Tuesday, July 9, 2013


 Sold the Honda CB1300S recently and downsized to a Honda 650 Transalp (as mentioned in a previous posting) which came with a very useful Givi topbox and a couple of Givi 'Keyless' panniers. As the name implies, the panniers are opened not with a key but by entering a three digit code into the locking mechanism. This system works fine providing you know the code. However, the previous owner didn't know the code and, consequently, had never used the panniers so they look almost new, but new panniers are a fat lot of good if they can't be opened.

Checked the internet for info regarding opening said panniers when the code isn't known. A couple of people had struck lucky when slowly going through some of the ten thousand possible number permutations, while others had given up and contacted Givi to fit new locks. But then I spotted a good tip from someone who may have been a bank robber or a native of Liverpool, or both. His advice was to point torchlight into the tiny space between the three numbered wheels, then gently turn each wheel and, with the aid of a magnifying glass, look for a slight notch in the wheel's spindle. When that notch was spotted, that wheel should be in the right position. Then do the same with the other two wheels and the lock should open. Then write down the code in a safe place.

Tried this devious ploy without success. Probably because I didn't have a magnifying glass. Was about to open the damned panniers with the aid of an axe when I ran out of time and had to whizz off to Limoges airport to pick up Georgie. Arrived back home and explained the problem and possible solution to her. Five minutes later she'd opened both panniers, thus confirming she has microscopic vision as well as nimble fingers and loads of patience. Needless to say, I have none of those things.

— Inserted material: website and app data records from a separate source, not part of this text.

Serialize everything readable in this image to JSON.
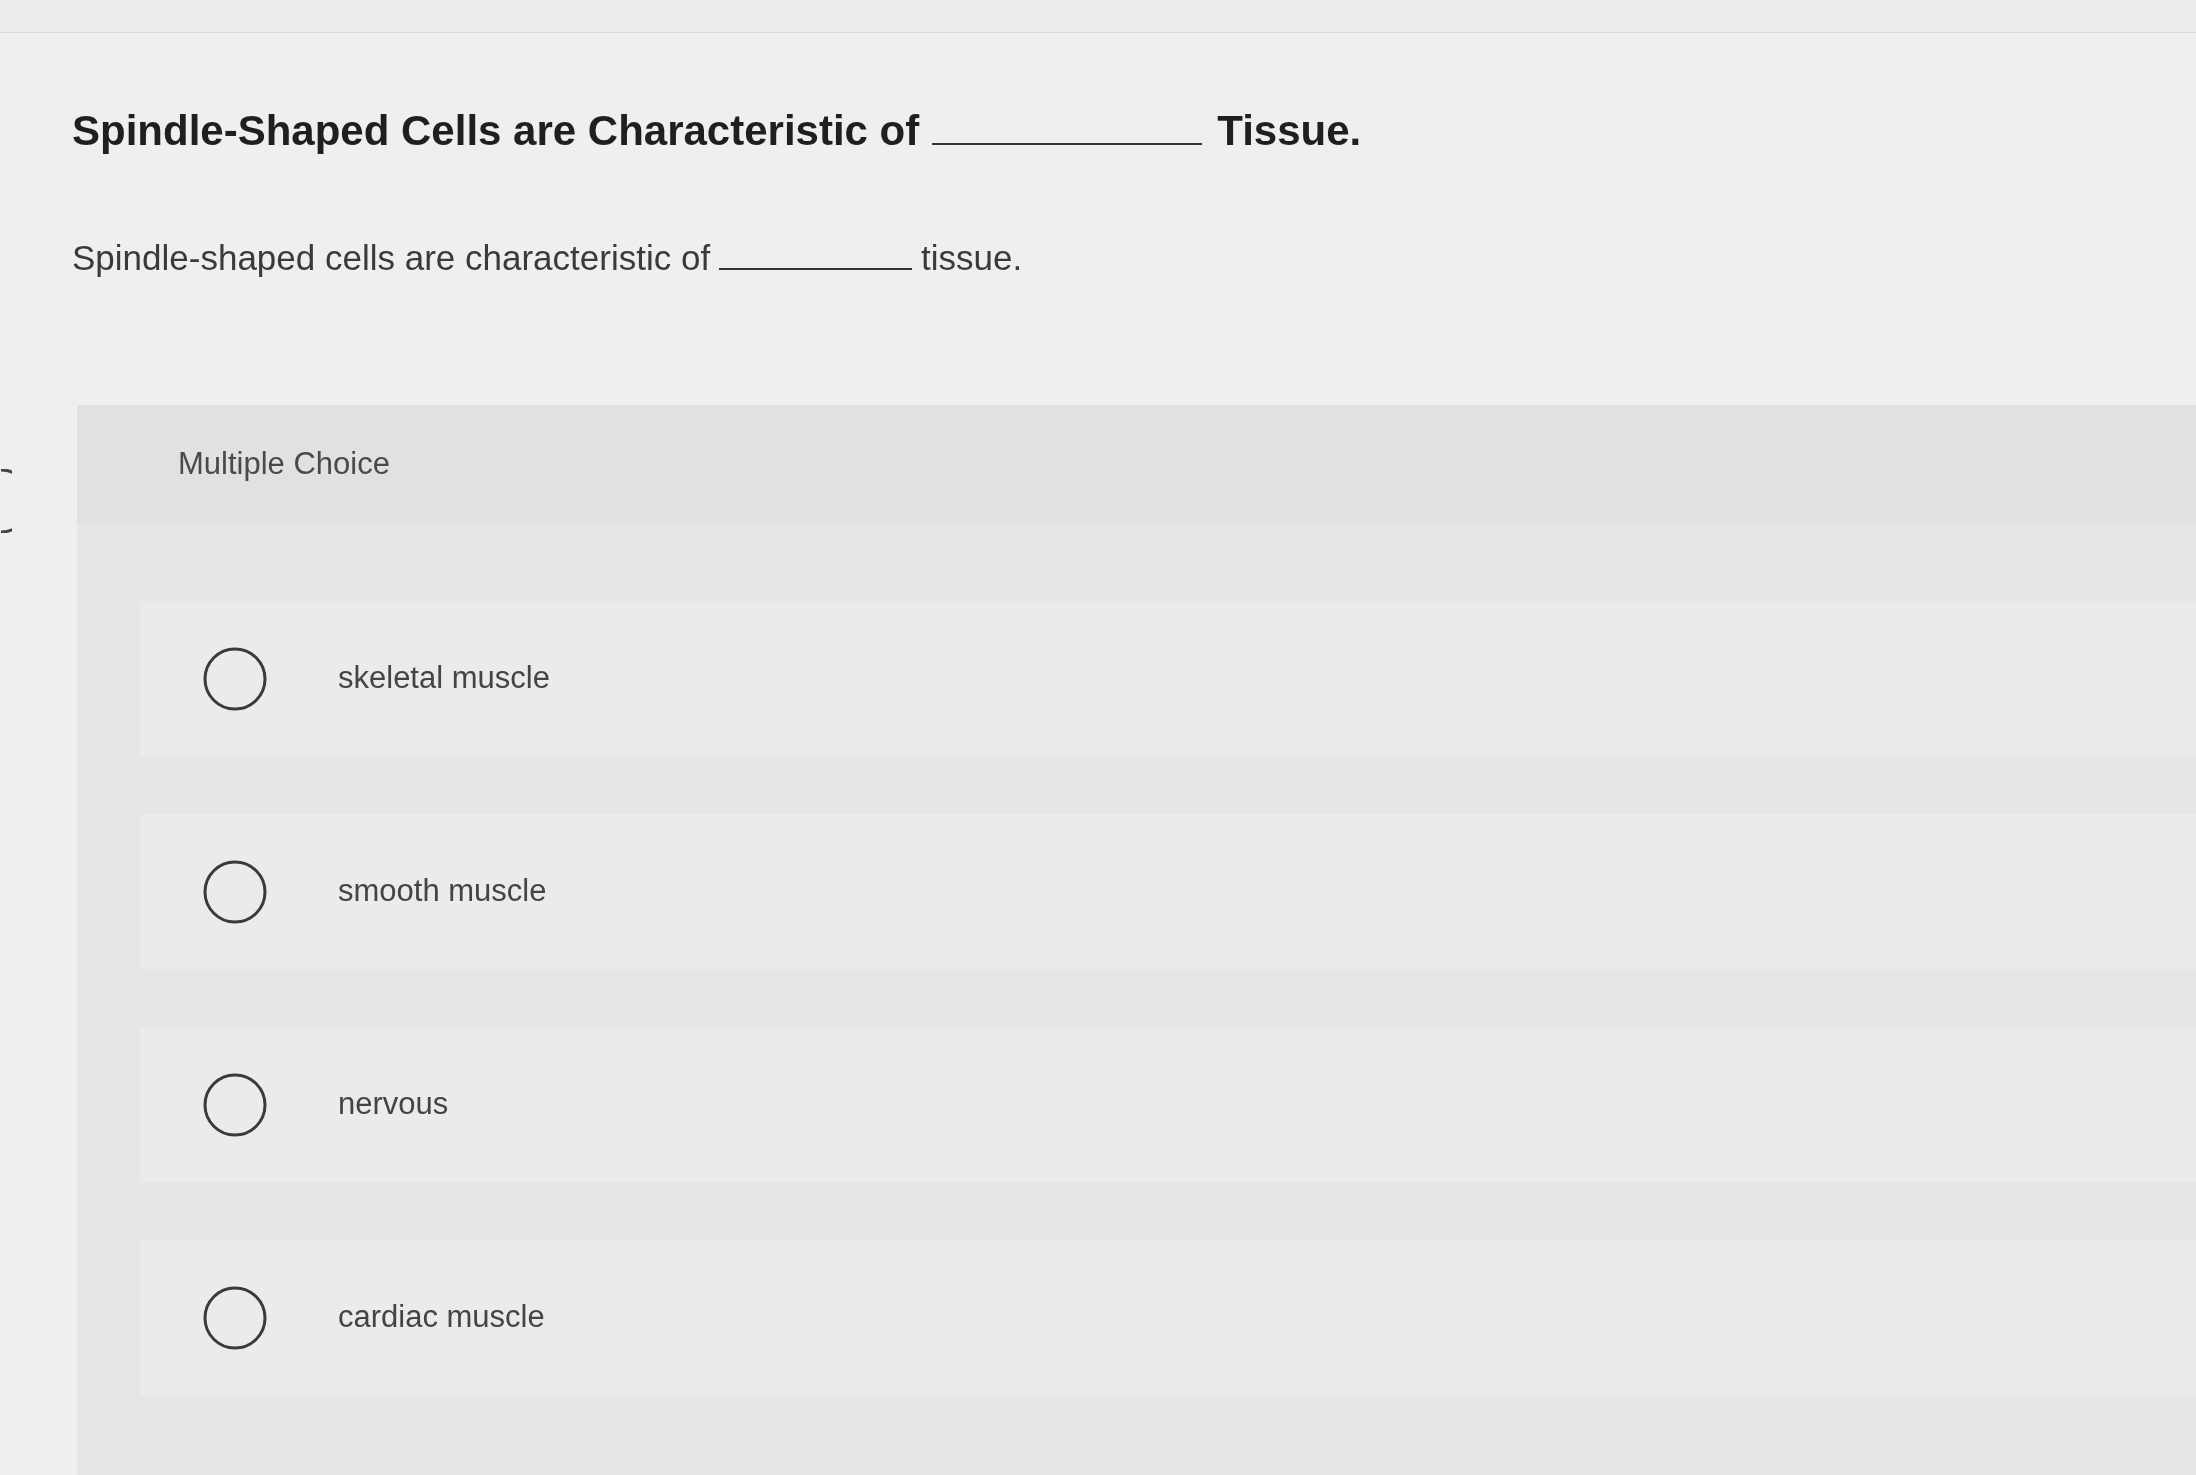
{
  "question": {
    "title": {
      "before": "Spindle-Shaped Cells are Characteristic of",
      "after": "Tissue."
    },
    "prompt": {
      "before": "Spindle-shaped cells are characteristic of",
      "after": "tissue."
    }
  },
  "answer_panel": {
    "heading": "Multiple Choice",
    "options": [
      {
        "label": "skeletal muscle",
        "selected": false
      },
      {
        "label": "smooth muscle",
        "selected": false
      },
      {
        "label": "nervous",
        "selected": false
      },
      {
        "label": "cardiac muscle",
        "selected": false
      }
    ]
  }
}
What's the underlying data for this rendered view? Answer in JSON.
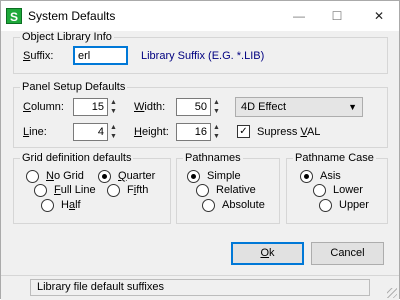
{
  "window": {
    "title": "System Defaults",
    "icon_glyph": "S",
    "minimize_glyph": "—",
    "maximize_glyph": "☐",
    "close_glyph": "✕"
  },
  "object_library": {
    "legend": "Object Library Info",
    "suffix_label": "Suffix:",
    "suffix_value": "erl",
    "hint": "Library Suffix (E.G. *.LIB)"
  },
  "panel_setup": {
    "legend": "Panel Setup Defaults",
    "column_label": "Column:",
    "column_value": "15",
    "line_label": "Line:",
    "line_value": "4",
    "width_label": "Width:",
    "width_value": "50",
    "height_label": "Height:",
    "height_value": "16",
    "effect_selected": "4D Effect",
    "supress_label": "Supress VAL",
    "supress_checked": true
  },
  "grid_definition": {
    "legend": "Grid definition defaults",
    "options": [
      "No Grid",
      "Quarter",
      "Full Line",
      "Fifth",
      "Half"
    ],
    "selected": "Quarter"
  },
  "pathnames": {
    "legend": "Pathnames",
    "options": [
      "Simple",
      "Relative",
      "Absolute"
    ],
    "selected": "Simple"
  },
  "pathname_case": {
    "legend": "Pathname Case",
    "options": [
      "Asis",
      "Lower",
      "Upper"
    ],
    "selected": "Asis"
  },
  "buttons": {
    "ok": "Ok",
    "cancel": "Cancel"
  },
  "status": {
    "text": "Library file default suffixes"
  },
  "colors": {
    "accent": "#0078d7",
    "hint_text": "#000080",
    "app_icon": "#1ea83a"
  }
}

Took a photo of the bike yesterday evening after I'd given it a bit of a clean and checked the tyre pressures in readiness for today's run to Guéret to register myself as the new owner. Left the panniers in the garage when I took the shots, which is probably where they'll stay until Georgie and I do a big trip somewhere. Anyways, have just returned from Guéret and the bike went well. It may be a comparative tiddler but it's a perfect tool for whizzing around the local roads. Dead chuffed.